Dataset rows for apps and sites
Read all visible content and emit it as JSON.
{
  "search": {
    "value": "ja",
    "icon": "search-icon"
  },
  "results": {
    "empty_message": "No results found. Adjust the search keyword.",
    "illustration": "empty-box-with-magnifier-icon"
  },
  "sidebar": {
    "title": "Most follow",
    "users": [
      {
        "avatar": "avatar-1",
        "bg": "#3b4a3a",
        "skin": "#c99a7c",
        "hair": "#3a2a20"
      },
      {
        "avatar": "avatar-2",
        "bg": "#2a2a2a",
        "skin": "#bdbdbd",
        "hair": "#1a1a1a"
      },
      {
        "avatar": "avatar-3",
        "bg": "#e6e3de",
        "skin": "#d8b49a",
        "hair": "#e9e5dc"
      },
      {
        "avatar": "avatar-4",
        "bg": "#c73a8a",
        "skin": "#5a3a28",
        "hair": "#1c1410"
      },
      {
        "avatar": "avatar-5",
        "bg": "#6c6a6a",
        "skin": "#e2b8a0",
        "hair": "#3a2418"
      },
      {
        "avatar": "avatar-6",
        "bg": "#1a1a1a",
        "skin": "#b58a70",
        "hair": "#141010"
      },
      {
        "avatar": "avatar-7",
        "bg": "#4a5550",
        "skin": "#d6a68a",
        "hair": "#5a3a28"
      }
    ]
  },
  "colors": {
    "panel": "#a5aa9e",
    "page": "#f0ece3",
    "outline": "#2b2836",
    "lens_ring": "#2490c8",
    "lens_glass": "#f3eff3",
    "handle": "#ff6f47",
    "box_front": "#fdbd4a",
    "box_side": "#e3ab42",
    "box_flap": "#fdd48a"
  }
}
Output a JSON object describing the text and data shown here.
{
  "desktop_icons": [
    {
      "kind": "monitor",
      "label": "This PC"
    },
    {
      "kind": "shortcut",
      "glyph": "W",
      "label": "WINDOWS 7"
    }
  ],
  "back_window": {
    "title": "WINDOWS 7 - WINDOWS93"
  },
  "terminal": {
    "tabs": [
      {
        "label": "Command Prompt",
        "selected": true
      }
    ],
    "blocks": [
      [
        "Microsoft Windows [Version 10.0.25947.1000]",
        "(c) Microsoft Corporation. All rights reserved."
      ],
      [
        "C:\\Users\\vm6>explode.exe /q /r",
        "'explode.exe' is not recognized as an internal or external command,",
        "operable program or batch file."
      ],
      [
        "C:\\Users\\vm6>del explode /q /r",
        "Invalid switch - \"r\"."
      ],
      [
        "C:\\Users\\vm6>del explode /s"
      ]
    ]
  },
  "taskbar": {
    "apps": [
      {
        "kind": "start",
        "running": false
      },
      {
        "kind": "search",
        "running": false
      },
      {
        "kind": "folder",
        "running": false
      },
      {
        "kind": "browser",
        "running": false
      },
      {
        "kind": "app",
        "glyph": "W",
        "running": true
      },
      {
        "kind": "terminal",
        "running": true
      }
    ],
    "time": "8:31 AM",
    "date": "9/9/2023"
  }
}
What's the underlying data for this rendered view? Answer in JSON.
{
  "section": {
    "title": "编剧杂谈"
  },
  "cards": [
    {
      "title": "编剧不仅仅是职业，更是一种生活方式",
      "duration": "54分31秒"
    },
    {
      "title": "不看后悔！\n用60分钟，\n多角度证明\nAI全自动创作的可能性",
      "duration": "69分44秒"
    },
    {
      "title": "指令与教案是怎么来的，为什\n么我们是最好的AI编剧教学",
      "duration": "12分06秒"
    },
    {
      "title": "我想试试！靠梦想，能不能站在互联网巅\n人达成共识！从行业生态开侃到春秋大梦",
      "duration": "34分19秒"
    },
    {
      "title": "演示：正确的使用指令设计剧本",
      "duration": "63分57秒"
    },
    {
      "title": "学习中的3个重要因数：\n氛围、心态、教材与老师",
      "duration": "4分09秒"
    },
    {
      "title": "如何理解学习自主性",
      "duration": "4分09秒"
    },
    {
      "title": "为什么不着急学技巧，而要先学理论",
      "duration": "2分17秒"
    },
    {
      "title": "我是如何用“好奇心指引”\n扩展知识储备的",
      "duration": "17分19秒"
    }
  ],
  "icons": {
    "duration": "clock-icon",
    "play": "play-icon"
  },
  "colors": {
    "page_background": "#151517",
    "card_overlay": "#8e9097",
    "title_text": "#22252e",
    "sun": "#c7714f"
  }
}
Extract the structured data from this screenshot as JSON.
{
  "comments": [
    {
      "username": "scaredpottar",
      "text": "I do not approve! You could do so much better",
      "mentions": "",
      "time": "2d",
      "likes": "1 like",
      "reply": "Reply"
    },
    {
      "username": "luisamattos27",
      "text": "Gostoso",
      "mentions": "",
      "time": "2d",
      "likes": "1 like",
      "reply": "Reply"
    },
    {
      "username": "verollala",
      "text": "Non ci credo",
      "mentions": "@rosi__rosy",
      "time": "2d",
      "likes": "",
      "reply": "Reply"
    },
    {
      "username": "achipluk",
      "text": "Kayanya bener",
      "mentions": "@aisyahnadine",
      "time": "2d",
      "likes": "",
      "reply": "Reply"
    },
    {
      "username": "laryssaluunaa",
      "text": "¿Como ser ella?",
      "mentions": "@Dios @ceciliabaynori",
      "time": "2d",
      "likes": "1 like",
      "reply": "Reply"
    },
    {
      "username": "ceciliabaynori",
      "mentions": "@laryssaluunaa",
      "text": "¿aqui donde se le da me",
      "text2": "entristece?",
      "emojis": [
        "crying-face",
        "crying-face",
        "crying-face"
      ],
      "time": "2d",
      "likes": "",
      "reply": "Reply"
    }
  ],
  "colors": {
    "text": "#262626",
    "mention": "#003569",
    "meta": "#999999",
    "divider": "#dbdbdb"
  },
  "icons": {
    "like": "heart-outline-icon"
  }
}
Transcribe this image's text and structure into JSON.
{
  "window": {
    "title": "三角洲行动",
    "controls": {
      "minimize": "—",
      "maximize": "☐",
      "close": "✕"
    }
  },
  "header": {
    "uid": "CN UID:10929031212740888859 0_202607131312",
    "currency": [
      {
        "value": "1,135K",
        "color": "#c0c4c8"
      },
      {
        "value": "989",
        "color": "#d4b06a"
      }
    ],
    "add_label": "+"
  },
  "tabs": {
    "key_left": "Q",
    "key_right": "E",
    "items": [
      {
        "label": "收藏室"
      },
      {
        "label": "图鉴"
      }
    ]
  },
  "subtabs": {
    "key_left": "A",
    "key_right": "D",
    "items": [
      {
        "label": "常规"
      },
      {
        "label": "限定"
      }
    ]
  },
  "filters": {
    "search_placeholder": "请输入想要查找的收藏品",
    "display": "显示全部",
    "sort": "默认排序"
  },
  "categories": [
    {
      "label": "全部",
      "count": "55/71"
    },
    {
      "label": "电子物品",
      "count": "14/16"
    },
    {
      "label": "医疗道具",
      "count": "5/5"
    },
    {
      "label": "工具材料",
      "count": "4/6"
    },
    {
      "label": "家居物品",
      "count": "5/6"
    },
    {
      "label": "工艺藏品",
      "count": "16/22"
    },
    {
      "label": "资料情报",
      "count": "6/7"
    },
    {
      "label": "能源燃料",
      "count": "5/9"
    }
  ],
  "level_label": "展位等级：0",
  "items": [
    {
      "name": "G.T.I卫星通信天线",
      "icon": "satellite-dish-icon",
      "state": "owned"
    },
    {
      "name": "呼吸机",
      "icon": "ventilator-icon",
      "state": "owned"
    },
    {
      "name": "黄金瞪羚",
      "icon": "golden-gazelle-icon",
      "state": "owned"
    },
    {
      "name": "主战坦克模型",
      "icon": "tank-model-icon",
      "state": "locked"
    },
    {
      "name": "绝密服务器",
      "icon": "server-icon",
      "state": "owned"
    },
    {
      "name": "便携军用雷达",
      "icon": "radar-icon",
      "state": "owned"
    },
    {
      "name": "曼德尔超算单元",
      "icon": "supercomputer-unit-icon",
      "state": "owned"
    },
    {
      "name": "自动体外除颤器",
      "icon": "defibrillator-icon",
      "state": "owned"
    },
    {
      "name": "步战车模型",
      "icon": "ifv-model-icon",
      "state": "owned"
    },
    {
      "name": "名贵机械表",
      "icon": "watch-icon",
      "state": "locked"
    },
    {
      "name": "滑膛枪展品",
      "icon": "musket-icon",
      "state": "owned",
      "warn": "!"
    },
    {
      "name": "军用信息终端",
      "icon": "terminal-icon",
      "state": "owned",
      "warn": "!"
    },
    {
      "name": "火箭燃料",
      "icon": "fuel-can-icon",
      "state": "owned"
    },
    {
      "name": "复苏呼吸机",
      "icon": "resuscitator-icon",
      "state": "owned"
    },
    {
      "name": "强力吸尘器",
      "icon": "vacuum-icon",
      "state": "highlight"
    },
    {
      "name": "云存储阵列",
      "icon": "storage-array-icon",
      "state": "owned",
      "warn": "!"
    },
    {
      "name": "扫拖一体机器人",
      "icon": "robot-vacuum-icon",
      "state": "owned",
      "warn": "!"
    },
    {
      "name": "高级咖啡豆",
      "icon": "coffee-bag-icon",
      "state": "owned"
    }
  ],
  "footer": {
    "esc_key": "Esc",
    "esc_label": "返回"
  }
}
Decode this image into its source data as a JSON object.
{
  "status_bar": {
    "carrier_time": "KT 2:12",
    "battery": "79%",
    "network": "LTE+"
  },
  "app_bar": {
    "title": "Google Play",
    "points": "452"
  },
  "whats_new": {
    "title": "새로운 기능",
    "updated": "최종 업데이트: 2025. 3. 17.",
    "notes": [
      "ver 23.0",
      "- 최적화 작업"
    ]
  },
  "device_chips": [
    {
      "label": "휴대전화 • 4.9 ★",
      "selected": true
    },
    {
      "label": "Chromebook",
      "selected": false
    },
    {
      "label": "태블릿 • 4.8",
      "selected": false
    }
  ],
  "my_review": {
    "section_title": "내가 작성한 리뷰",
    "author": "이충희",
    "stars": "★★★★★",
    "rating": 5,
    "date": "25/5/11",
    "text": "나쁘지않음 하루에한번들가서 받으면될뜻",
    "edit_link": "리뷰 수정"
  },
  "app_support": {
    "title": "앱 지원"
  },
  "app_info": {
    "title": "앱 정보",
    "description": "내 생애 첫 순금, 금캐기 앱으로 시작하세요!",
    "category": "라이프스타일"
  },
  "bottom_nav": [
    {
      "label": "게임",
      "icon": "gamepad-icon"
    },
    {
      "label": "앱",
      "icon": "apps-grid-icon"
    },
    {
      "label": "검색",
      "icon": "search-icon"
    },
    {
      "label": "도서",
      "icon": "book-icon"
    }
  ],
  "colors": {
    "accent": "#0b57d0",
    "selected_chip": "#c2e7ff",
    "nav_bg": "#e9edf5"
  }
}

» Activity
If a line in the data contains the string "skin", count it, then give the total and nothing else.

» Output of the task
7